Intravitreal chemotherapy may enable globe retention in retinoblastoma cases
Intravitreal chemotherapy may be used to control tumors in the presence of vitreous seeding in patients with retinoblastoma, a study found.
“The presence of vitreous and/or subretinal seeds in retinoblastoma at diagnosis significantly reduces the prognosis for tumor control and eye salvage. In such eyes, ocular survival barely reaches 50% when external beam radiotherapy is used as first-line treatment,” the study authors said.
The retrospective study included 23 eyes of 23 heavily pretreated patients who had retinoblastoma and active vitreous seeding. Median patient age at initial injection was 29 months.
All patients underwent intravitreal injection of 20 µm to 30 µm melphalan every 7 to 10 days. Patients received up to eight injections until complete seed fragmentation or complete response to treatment was observed.
An anterior chamber paracentesis was performed before injection, and 0.1 mL to 0.15 mL of aqueous fluid was drawn and subjected to cytopathological analysis.
A 32-gauge needle mounted on a tuberculin syringe was inserted perpendicularly 2.5 mm to 3.5 mm from the limbus at the meridian opposite the seeds and through the conjunctiva and sclera until the needle tip broached the center of the vitreous cavity.
Study results showed that vitreous seeding was localized in 13 eyes and diffuse in 10 eyes. Six eyes had subretinal seeding in addition to vitreous seeding.

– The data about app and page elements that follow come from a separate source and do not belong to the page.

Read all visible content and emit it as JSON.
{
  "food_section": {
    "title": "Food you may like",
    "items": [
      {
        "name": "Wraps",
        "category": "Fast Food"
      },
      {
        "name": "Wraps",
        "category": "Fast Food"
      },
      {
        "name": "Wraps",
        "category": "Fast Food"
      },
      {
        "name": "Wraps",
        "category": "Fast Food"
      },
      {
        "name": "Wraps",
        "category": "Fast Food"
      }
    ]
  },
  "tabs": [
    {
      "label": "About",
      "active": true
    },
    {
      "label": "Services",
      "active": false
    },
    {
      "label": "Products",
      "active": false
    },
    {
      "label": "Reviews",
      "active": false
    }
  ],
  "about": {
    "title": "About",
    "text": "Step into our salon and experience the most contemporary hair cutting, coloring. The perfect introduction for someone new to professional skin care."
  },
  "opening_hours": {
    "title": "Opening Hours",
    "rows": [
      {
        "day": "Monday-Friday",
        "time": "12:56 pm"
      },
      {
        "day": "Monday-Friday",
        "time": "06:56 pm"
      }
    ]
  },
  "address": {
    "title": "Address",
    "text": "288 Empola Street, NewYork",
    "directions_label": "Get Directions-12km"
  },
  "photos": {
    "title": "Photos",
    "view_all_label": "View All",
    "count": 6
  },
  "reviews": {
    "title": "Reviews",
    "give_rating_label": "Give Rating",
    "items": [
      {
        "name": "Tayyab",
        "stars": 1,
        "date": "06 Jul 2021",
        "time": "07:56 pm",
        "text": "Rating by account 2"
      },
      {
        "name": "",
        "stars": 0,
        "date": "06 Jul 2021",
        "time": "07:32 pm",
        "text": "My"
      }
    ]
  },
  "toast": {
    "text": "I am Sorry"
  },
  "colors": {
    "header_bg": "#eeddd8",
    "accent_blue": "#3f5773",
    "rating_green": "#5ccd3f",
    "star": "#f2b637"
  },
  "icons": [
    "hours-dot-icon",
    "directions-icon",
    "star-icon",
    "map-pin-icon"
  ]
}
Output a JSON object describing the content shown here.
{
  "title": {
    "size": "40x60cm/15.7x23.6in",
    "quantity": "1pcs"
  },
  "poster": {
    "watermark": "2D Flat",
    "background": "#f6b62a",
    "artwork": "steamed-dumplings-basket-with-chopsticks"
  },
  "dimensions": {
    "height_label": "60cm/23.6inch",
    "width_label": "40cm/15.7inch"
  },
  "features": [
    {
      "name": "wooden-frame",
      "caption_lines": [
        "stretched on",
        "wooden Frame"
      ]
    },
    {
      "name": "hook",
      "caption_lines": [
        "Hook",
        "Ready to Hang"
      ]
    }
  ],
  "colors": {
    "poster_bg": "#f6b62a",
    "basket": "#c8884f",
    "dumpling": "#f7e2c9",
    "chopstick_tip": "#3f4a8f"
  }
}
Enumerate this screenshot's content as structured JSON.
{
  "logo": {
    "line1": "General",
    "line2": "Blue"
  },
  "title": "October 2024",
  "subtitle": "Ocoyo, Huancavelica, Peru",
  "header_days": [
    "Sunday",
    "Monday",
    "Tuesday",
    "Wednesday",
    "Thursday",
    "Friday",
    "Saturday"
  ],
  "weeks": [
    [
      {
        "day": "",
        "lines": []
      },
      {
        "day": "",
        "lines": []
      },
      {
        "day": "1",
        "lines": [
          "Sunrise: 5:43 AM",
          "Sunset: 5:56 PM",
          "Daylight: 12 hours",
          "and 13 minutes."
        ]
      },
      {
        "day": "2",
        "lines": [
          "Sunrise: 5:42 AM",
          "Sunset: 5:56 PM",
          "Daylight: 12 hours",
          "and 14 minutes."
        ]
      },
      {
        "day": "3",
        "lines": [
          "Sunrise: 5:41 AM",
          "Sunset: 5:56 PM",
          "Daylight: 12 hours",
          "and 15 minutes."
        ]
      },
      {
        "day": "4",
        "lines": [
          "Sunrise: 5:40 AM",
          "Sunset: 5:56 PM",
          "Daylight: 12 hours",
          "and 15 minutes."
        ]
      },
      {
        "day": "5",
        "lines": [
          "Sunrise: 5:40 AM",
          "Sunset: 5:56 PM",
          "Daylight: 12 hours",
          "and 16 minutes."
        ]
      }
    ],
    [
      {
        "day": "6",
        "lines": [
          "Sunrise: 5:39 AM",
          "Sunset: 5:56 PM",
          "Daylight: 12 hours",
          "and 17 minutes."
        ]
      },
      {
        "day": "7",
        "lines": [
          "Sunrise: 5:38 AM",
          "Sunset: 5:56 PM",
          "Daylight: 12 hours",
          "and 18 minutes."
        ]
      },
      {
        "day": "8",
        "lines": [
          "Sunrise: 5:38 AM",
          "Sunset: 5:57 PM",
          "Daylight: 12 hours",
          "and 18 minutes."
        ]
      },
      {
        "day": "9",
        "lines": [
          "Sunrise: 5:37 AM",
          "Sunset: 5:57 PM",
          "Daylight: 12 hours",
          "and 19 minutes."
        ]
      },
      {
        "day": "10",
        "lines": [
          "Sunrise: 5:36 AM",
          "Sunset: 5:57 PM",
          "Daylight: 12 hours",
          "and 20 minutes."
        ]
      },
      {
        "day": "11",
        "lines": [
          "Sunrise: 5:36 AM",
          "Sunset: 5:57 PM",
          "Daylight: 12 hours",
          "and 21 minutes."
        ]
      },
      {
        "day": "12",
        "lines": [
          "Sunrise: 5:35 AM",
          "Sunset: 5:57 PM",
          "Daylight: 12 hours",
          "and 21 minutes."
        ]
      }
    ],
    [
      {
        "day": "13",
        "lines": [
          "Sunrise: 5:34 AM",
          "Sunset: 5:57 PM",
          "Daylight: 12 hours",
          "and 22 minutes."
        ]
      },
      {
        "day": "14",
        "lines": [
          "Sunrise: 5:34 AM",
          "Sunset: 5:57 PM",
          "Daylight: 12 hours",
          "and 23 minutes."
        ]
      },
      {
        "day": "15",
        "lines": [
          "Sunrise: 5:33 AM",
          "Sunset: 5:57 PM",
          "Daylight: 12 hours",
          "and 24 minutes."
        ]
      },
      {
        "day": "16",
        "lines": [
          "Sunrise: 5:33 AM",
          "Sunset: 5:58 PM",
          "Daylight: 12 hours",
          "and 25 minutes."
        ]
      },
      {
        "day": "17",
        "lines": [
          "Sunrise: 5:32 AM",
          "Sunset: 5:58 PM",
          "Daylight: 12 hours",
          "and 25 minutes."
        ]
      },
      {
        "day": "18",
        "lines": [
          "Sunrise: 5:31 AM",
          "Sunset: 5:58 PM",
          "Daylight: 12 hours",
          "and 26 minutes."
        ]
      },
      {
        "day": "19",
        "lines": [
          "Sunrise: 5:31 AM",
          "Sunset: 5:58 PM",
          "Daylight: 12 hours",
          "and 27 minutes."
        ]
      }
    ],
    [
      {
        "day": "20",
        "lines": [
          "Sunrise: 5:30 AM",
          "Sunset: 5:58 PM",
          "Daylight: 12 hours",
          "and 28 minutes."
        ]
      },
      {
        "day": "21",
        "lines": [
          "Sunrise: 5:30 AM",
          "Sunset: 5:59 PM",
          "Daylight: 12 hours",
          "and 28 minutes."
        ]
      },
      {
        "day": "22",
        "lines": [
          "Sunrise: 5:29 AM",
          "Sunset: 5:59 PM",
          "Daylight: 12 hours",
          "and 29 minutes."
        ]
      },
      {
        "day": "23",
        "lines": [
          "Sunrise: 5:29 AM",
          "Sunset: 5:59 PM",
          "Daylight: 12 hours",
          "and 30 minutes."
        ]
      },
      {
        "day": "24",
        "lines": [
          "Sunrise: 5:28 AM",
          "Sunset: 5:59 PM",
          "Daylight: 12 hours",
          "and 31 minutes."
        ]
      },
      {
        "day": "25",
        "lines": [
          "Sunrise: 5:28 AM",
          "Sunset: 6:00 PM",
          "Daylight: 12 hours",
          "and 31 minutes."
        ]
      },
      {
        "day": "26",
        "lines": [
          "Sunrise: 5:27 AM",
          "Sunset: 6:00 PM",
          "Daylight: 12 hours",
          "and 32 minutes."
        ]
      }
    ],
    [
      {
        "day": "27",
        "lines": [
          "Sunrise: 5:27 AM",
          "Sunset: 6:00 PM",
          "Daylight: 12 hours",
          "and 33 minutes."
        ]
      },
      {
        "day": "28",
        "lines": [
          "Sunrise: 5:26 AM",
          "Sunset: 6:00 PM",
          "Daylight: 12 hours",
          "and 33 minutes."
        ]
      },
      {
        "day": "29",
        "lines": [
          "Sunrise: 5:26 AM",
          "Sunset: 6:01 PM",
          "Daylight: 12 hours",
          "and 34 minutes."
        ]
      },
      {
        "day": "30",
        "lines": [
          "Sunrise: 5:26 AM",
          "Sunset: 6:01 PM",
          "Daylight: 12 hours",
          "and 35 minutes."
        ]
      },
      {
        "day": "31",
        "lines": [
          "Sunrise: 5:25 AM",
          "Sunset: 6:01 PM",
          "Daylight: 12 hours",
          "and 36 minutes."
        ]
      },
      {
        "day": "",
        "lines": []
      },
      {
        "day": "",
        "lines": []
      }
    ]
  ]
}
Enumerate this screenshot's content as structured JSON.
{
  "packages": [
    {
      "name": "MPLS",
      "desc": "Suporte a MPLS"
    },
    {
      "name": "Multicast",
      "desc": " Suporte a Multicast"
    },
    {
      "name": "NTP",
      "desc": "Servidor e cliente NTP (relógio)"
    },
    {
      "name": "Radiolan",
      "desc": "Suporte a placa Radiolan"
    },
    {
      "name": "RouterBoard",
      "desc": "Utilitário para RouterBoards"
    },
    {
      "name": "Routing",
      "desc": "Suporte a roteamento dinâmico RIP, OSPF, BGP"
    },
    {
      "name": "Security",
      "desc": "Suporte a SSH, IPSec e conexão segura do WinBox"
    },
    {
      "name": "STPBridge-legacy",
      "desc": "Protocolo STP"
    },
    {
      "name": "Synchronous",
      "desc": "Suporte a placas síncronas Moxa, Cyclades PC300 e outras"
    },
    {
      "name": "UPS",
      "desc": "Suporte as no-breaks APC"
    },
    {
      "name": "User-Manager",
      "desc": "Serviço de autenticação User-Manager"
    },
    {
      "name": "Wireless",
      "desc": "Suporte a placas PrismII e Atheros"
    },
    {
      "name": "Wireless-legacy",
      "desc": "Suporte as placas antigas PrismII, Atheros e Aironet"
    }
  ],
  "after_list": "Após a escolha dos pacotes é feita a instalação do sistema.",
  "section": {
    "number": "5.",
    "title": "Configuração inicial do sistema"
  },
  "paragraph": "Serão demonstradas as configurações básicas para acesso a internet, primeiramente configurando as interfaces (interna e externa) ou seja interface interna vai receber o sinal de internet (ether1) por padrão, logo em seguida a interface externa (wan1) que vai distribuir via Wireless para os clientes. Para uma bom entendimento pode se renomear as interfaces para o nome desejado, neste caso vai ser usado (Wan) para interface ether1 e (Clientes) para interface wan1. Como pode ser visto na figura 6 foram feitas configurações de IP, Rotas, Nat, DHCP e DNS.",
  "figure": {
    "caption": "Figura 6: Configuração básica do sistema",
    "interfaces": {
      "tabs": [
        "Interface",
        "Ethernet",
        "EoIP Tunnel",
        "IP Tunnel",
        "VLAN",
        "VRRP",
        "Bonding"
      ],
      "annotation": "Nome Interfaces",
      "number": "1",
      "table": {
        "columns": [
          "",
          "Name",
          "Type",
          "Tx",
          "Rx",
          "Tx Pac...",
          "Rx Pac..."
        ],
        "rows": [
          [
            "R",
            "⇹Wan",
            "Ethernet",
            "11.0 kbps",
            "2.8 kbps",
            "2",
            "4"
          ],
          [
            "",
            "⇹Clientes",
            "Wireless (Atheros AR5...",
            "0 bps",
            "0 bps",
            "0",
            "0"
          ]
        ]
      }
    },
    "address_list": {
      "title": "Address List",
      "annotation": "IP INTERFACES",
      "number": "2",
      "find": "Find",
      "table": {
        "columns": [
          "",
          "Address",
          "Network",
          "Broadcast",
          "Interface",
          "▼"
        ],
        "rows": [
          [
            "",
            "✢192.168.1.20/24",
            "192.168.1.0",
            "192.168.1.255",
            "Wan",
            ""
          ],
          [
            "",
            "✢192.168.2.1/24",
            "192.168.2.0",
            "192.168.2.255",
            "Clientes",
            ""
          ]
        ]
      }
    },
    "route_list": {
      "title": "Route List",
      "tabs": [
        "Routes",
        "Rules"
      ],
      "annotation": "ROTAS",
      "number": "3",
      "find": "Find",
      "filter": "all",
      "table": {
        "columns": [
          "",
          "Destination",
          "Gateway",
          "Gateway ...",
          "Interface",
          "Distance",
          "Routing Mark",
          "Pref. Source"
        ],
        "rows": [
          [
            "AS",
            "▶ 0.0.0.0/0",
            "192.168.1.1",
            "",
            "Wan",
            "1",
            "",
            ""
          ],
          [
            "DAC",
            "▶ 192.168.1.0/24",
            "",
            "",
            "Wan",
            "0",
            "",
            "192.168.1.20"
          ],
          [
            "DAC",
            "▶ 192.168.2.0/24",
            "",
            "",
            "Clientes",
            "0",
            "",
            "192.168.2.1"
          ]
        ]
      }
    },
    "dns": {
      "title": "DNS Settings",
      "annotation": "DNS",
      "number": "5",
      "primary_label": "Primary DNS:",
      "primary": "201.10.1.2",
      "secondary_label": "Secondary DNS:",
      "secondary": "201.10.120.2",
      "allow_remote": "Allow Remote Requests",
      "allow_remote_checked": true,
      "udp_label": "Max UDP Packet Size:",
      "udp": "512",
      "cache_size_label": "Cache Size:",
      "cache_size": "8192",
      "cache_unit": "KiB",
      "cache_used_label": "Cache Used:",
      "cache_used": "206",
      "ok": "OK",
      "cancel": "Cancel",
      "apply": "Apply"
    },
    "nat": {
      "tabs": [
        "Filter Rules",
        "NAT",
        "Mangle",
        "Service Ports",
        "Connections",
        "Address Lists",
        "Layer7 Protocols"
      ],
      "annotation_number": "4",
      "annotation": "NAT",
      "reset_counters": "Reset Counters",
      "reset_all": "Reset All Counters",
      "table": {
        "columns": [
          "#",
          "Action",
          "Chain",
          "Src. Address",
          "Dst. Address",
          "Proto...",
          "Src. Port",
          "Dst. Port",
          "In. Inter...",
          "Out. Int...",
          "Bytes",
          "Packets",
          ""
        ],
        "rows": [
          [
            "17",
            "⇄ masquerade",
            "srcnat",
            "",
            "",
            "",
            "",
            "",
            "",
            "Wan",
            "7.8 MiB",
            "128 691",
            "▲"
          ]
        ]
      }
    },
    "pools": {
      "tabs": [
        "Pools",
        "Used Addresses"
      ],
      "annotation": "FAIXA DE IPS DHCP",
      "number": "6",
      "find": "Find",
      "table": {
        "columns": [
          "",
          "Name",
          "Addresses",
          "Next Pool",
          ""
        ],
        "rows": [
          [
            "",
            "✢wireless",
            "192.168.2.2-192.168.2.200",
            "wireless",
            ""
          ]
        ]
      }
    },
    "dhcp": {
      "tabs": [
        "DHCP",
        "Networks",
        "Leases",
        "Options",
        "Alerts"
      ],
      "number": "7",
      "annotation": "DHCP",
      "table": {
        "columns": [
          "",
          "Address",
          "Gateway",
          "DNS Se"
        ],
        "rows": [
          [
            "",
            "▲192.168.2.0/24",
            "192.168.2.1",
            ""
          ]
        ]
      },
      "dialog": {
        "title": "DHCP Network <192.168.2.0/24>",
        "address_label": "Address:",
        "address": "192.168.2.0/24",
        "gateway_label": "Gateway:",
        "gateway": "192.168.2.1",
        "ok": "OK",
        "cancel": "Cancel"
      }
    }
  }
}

Enucleation was avoided in 87% of cases. Complete remission was achieved in all retained eyes at a median follow-up interval of 22 months.
The estimated ocular survival rate at 2 years was 84.14%.